Classification: small town
Location: Israel Township Preble County and Oxford Township, Bulter County – On US Route 27 at the intersection of Jones Rd
Gideon Sears Howe (1799-1875) and Sarah (McClay) Howe (1808-1883) purchased a section of land on US Route 27 from Miami University in Oxford in 1832 and built a stagecoach stop with a tavern and inn. They platted College Corner in 1837 and sold the tavern in 1840. Successive owners continued similar operations into the 1970s. The building was added to the National Register of Historic Places in 1976. It’s currently listed on airbnb.com for overnight stays. College Corner was never a large town, but the strategic location on the border with Indiana has always kept it intact. The current population is around 400 residents.
Hueston Woods Covered bridge on Camden College Corner Road was constructed in 2012. It’s 108 feet long and spans Four Mile Creek. This late 1800s wooden replica replaced an aging iron bridge that was built in 1929.The wide road lanes and tall roof clearance accommodate most automobile traffic while pedestrian sidewalks on each side grant access to cross the creek or hang out for a moment to enjoy the view. There’s also a nice picnic area on the east side of the bridge and Hueston Woods State Park offers many activities such as camping, hiking, golfing, and mountain biking.
Fairhaven, OH – (early 1800s – present farming and stagecoach stop town with no growth)
Classification: small town
Location: Israel Township, Preble County – On SR 177 at the intersection of Israel – Somers Rd
Fairhaven became a town sometime around 1833 when its post office was established. Construction of the Bunker Hill House on SR 177 took place from 1834 – 1838. It was a stagecoach stop on the Hamilton, Fairhaven, & Richmond Turnpike. The massive building served as a hotel and had a tavern until 1858 when a railroad was built through Camden which took travelers past Fairhaven. In 1862 the Bunker Hill House expanded again with a general store.
Local resident and freed slave Gabriel Smith was a member of the Friends Of Freedom Society and helped runaway slaves escape from the south during the Civil War. He lived at the Bunker Hill House for a while and hid slaves in his room under a stairway next to the servants quarters. Gabriel was reportedly buried in Fairhaven Cemetery on Israel – Somers Rd. The Bunker Hill House was listed on the National Register of Historic Places in 2001 and is described by Ohio Historical Marker #3 – 68 in its side yard.

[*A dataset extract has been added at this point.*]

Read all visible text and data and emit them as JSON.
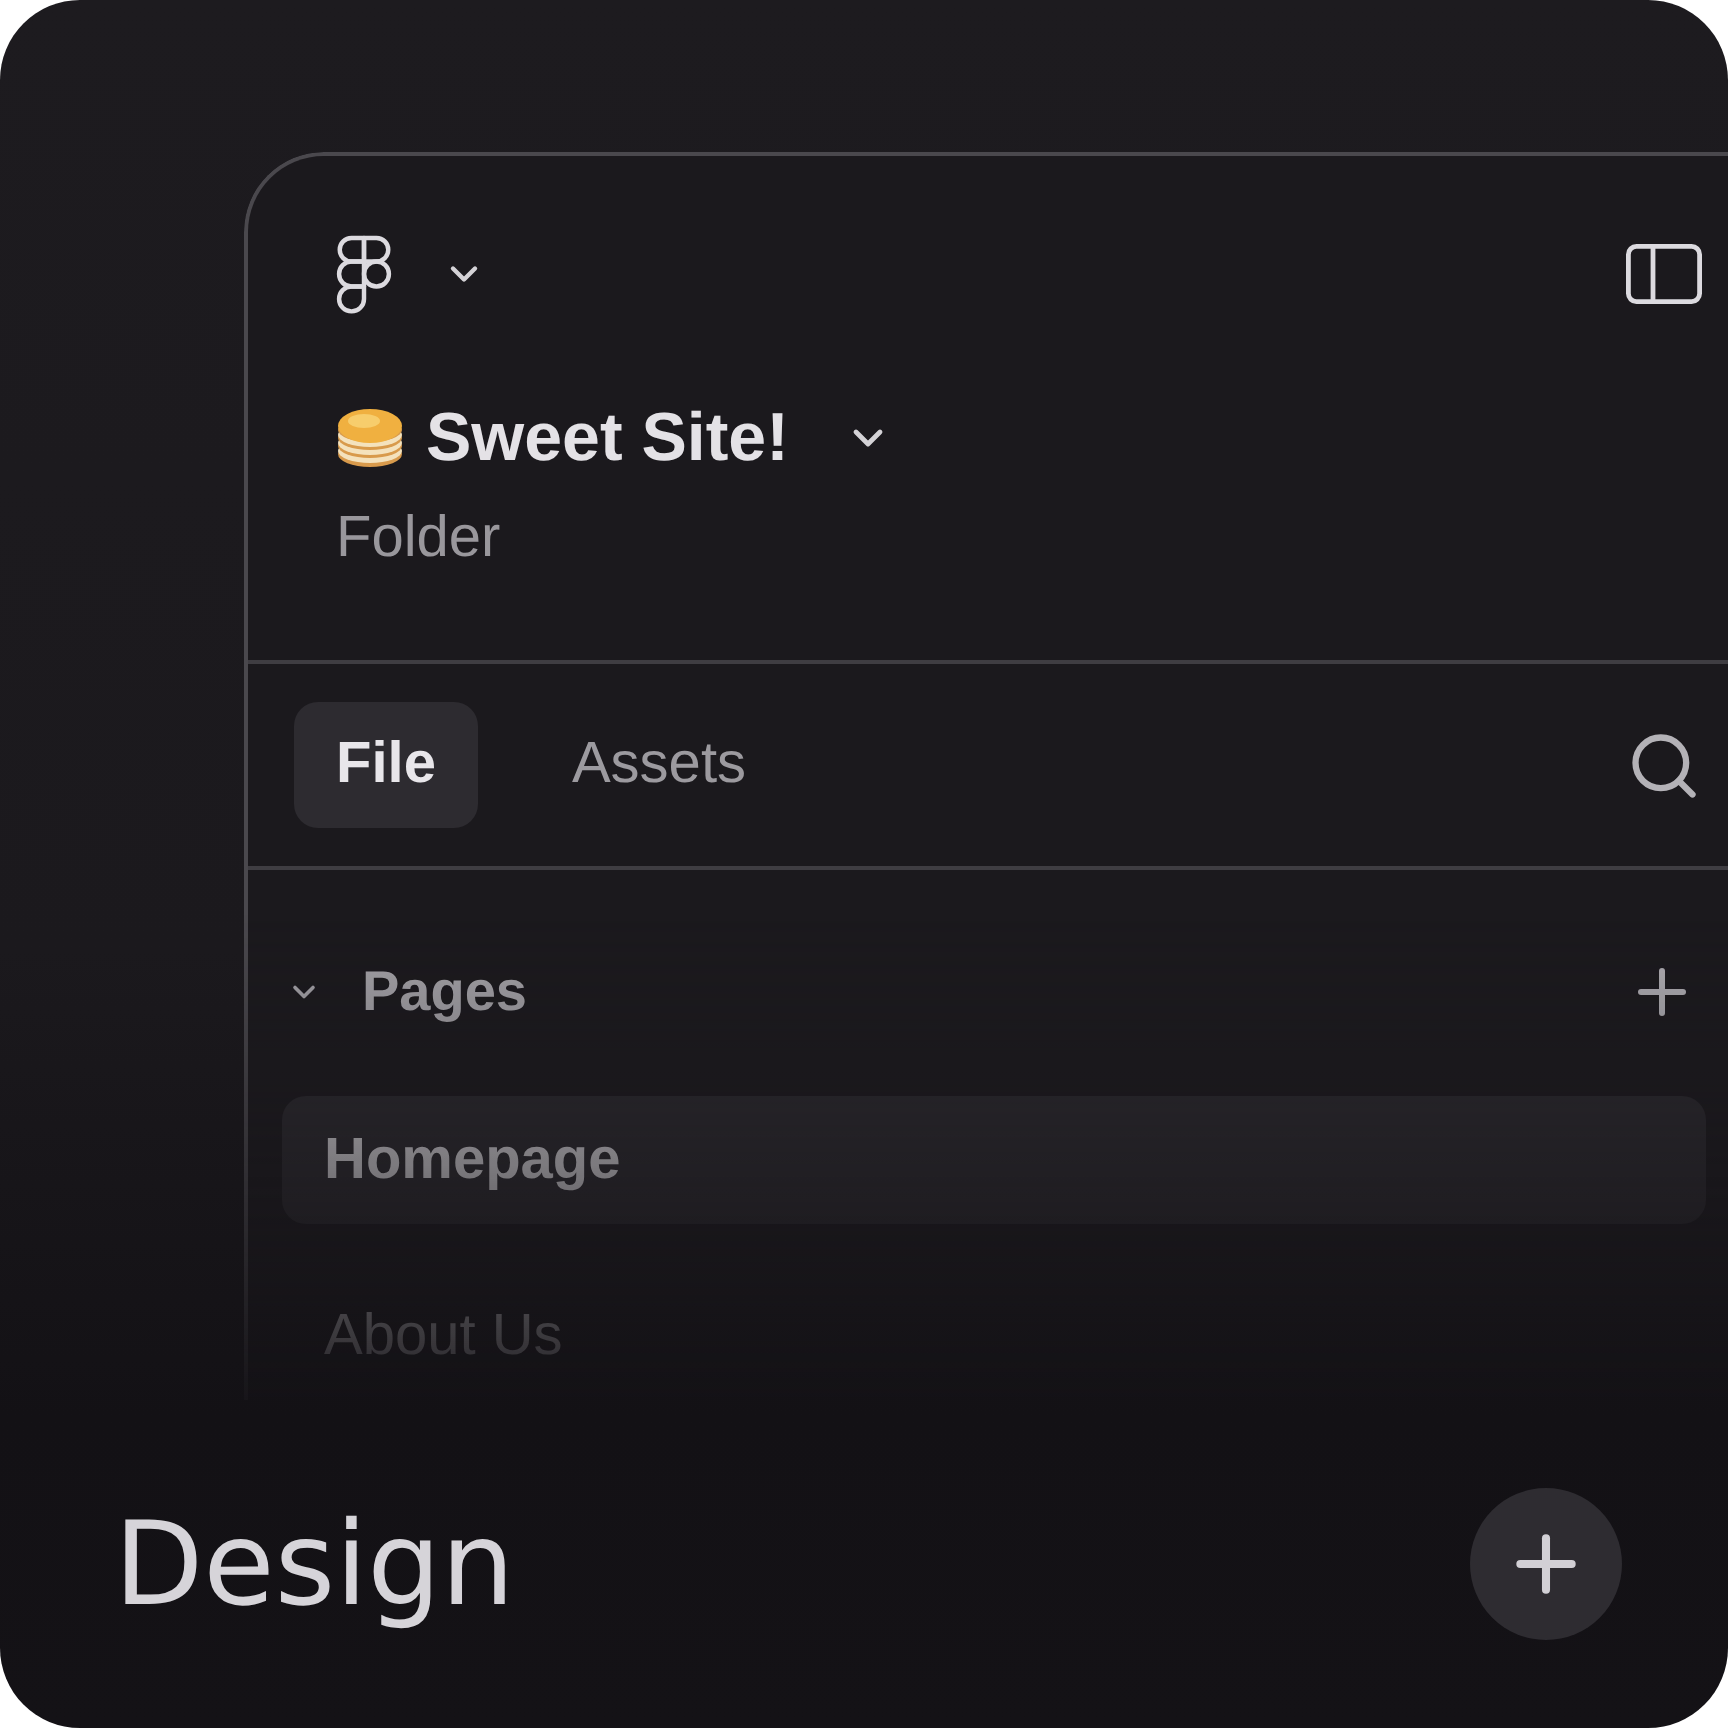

The general store closed in the early 1900s and the town lost its post office in 1932. There are also several other old buildings and residences in the area. Harshman Covered Bridge was built in 1894 on Concord – Fairhaven Rd about 4 miles north of town. Its 109 feet long and spans Four Mile Creek. Fairhaven’s population was 273 in 1895. It’s probably smaller than that today and wasn’t included in the 2010 census.
Wheatville, OH – (mid-1800’s – present farming and mill town with less residents than in the past)
Classification: small town
Location: Lanier Township, Preble County – On SR 122 at the intersection of Quaker Trace Rd (County Rd 65)
Wheatville was settled in 1807 by Henry Eikenberry (1771 – 1828) and Mary (Landis) Eikenberry (1772 – 1858). They had 6 kids in Virginia and a seventh child was born in Preble County shortly after they moved there. Wheatville – Eikenberry Cemetery, where most of the Eikenberry family was buried, is on Quaker Trace Rd. There are also several abandoned schools in the area. School #7 is a couple miles north on Halderman Rd, another one is to the east on SR 503, an Andrews Schoolhouse is southwest of town on Aukerman Creek Rd. Wheatville was named after the flour mills that were its major source of income in the 1800s. The town had a post office from 1853-1857.
Preble County, Ohio Ghost Towns Research Resources